A warrant officer or petty officer in charge of a ship's rigging, anchors, cables, and deck crew.
Usage Note: The word boatswain is pronounced as a single word with two syllables (bōsən). People with sea legs have a long tradition of spelling the word as bosun, bo's'n, and bos'n to reflect the salty pronunciation. This of course has not prevented landlubbers from using the incorrect two-word pronunciation (bōtswān′). Many other nautical words have similarly tricky shipboard pronunciations, including bowline, pronounced (bōlĭn); forecastle, pronounced (fōksəl) and sometimes spelled fo'c's'le; gunwale, pronounced (gŭnəl) and also sometimes spelled gunnel; mainsail, pronounced (mānsəl); and topgallant, pronounced (tə-gălənt). With the exception of gunwale, however, all of these terms can be correctly pronounced as if they were two words.
The American Heritage® Dictionary of the English Language, Fifth Edition copyright ©2018 by Houghton Mifflin Harcourt Publishing Company. All rights reserved.
Indo-European & Semitic Roots Appendices
Thousands of entries in the dictionary include etymologies that trace their origins back to reconstructed proto-languages. You can obtain more information about these forms in our online appendices:
The Indo-European appendix covers nearly half of the Indo-European roots that have left their mark on English words.
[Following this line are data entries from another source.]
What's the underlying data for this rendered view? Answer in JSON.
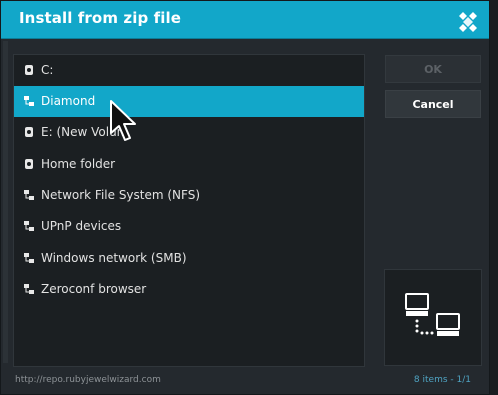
{
  "dialog": {
    "title": "Install from zip file",
    "logo_icon": "kodi-logo-icon"
  },
  "sources": [
    {
      "label": "C:",
      "icon": "hard-drive-icon",
      "focused": false
    },
    {
      "label": "Diamond",
      "icon": "network-share-icon",
      "focused": true
    },
    {
      "label": "E: (New Volum",
      "icon": "hard-drive-icon",
      "focused": false
    },
    {
      "label": "Home folder",
      "icon": "hard-drive-icon",
      "focused": false
    },
    {
      "label": "Network File System (NFS)",
      "icon": "network-share-icon",
      "focused": false
    },
    {
      "label": "UPnP devices",
      "icon": "network-share-icon",
      "focused": false
    },
    {
      "label": "Windows network (SMB)",
      "icon": "network-share-icon",
      "focused": false
    },
    {
      "label": "Zeroconf browser",
      "icon": "network-share-icon",
      "focused": false
    }
  ],
  "buttons": {
    "ok_label": "OK",
    "cancel_label": "Cancel"
  },
  "preview": {
    "icon": "network-computers-icon"
  },
  "footer": {
    "path": "http://repo.rubyjewelwizard.com",
    "count": "8 items - ",
    "page": "1/1"
  },
  "colors": {
    "accent": "#12a7c9",
    "background": "#24292e"
  }
}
A more complete treatment of Indo-European roots and the English words derived from them is available in our Dictionary of Indo-European Roots.